Stored items
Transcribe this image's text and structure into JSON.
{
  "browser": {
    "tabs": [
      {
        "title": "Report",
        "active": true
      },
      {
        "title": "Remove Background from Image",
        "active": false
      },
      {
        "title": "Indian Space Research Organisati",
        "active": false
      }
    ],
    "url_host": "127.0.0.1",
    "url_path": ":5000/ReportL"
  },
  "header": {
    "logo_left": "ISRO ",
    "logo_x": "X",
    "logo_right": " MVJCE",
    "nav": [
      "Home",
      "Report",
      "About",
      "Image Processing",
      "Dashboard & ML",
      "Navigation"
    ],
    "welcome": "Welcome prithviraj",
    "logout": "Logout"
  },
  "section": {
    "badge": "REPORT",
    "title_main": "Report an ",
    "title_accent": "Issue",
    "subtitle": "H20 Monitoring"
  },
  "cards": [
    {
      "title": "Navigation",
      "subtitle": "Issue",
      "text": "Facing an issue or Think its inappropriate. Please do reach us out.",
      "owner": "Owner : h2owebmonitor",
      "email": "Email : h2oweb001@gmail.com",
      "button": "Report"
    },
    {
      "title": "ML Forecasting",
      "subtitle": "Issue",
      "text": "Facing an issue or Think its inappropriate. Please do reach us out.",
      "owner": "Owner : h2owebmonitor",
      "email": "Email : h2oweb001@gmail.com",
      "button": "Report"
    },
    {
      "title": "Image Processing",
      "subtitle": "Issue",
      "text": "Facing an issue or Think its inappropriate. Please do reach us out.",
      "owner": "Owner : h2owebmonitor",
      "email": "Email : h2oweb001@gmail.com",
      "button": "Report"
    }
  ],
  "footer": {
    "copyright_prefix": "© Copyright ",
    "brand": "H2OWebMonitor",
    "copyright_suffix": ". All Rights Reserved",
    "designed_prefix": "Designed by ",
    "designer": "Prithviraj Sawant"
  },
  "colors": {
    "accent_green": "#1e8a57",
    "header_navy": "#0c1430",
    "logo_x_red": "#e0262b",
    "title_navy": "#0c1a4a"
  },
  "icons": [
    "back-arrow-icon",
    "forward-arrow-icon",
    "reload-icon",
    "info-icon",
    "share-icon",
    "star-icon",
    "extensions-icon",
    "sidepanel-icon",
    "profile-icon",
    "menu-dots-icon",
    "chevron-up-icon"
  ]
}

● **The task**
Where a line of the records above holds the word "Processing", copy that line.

● **Written answer**
      "Image Processing",
      "title": "Image Processing",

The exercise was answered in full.